**REQUIRED WORK**
Please report, as a single number, how many lines in the entries include the string "screenshot".

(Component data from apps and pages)
########################################

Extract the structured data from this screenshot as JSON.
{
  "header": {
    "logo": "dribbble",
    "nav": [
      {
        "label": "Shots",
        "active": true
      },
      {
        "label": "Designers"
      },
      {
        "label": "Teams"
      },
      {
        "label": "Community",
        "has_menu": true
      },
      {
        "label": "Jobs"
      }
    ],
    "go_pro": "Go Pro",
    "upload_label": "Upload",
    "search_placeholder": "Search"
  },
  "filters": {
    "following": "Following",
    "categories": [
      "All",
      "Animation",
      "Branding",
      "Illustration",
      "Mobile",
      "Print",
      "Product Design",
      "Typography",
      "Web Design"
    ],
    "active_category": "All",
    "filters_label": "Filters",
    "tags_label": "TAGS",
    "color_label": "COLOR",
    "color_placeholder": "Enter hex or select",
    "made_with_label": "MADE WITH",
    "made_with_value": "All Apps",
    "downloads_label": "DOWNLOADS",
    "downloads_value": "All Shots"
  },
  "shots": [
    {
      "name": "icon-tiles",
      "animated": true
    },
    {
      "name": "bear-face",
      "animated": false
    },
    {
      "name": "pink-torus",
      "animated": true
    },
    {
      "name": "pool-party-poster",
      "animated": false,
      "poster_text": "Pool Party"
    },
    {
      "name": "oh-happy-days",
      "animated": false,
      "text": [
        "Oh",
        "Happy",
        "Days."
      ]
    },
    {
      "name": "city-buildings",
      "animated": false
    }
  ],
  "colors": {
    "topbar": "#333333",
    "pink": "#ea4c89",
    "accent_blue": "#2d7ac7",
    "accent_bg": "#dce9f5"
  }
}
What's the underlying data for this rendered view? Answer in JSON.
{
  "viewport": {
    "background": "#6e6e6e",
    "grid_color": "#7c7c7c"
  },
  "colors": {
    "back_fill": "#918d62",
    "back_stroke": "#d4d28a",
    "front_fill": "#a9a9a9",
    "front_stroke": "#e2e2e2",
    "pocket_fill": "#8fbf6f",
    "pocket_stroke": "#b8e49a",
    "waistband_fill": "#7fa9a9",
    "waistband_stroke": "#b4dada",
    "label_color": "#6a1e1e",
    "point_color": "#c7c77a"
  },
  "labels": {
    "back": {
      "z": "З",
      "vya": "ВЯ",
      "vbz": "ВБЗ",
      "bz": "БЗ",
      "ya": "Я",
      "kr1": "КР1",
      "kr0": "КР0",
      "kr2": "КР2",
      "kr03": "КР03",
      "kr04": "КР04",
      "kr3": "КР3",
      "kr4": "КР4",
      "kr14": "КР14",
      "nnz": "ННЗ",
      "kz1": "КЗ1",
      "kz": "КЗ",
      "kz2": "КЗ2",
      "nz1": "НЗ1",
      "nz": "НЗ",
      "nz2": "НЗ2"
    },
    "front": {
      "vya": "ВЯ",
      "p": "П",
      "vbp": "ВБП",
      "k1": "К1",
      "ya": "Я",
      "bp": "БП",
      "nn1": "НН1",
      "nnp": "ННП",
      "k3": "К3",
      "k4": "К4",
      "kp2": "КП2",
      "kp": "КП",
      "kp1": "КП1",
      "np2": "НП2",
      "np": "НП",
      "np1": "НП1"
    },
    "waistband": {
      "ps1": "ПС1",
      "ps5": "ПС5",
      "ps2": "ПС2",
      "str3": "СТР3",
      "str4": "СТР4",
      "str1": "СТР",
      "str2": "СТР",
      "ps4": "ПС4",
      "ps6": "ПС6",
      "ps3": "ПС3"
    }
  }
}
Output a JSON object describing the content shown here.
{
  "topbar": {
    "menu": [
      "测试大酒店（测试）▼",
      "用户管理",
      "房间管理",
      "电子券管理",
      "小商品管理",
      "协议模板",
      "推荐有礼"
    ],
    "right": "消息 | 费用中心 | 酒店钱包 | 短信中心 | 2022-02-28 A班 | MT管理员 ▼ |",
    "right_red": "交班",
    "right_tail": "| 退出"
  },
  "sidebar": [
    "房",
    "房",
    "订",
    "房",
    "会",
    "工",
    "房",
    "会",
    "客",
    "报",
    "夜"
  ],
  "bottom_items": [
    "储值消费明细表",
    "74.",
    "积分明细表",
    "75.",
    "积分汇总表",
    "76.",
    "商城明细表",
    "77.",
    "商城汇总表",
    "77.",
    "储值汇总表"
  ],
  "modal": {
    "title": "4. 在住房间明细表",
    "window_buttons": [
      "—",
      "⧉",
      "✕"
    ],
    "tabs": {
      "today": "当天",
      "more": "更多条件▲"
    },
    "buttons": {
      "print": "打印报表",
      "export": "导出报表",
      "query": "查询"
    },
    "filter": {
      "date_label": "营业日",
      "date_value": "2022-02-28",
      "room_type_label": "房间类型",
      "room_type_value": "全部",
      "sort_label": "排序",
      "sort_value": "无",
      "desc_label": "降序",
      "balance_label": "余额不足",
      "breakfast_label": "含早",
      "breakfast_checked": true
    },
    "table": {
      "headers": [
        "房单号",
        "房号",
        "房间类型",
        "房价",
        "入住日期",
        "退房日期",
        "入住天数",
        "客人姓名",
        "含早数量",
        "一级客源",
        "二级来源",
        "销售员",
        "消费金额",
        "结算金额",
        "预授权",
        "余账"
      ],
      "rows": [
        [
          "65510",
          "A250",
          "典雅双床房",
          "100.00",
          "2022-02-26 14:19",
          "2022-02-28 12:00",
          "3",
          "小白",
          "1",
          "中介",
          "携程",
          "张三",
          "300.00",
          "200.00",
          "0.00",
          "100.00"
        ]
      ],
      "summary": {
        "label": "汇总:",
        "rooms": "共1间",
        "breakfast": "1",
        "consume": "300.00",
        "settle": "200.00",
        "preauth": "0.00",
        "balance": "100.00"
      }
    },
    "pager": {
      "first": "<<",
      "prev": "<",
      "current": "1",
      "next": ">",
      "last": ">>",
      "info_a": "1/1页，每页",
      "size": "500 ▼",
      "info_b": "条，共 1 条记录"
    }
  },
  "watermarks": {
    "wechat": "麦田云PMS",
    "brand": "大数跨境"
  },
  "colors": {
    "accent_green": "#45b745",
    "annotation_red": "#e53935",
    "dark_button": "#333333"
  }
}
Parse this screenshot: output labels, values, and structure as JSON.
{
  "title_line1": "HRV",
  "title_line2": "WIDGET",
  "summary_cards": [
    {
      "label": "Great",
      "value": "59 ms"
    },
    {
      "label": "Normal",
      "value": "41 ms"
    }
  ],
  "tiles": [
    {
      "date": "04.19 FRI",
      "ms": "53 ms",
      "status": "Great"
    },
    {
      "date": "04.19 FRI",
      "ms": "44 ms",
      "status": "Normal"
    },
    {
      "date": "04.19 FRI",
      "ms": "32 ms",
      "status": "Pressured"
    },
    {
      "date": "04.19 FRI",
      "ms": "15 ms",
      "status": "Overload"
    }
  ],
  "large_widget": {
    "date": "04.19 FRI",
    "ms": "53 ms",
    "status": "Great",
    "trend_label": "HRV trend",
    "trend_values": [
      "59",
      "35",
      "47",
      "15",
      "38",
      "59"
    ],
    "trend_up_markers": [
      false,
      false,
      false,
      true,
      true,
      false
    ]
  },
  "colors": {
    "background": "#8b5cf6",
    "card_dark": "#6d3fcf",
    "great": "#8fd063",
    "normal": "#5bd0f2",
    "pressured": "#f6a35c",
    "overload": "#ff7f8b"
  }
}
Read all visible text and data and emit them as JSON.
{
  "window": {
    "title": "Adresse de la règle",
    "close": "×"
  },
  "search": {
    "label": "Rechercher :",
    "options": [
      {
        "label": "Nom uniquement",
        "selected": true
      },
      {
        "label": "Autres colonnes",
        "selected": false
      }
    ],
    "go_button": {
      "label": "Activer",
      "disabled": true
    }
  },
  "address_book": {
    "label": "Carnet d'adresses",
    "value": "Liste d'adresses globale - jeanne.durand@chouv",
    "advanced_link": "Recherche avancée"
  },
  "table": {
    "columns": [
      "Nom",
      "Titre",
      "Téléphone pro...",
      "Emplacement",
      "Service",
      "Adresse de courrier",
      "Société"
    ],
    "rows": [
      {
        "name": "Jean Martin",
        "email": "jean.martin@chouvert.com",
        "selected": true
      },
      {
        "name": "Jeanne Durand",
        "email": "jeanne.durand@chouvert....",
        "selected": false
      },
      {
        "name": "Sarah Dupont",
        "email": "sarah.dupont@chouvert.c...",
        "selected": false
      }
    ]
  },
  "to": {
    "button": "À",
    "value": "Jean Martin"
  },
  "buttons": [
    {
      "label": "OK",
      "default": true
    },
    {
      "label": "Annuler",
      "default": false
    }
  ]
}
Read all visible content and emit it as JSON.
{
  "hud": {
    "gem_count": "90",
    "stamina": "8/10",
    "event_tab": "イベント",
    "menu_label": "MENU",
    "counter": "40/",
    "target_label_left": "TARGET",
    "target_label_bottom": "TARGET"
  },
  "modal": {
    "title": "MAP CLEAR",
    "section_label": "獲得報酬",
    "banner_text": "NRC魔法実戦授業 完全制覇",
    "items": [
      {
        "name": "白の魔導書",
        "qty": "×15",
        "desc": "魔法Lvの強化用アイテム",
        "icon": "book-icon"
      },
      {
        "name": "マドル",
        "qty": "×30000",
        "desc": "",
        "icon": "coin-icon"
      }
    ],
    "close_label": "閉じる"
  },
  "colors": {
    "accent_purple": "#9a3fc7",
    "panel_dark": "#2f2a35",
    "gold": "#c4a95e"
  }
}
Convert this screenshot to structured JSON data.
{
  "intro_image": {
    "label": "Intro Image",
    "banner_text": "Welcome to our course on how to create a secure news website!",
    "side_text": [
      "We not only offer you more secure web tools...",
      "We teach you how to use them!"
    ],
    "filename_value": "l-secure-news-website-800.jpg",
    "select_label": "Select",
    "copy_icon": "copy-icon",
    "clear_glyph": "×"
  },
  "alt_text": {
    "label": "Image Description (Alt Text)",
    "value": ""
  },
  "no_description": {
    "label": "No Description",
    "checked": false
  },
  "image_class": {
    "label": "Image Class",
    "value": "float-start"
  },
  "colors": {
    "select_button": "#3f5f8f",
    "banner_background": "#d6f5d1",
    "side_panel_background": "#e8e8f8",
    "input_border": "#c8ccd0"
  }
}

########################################

**TASK OUTPUT**
3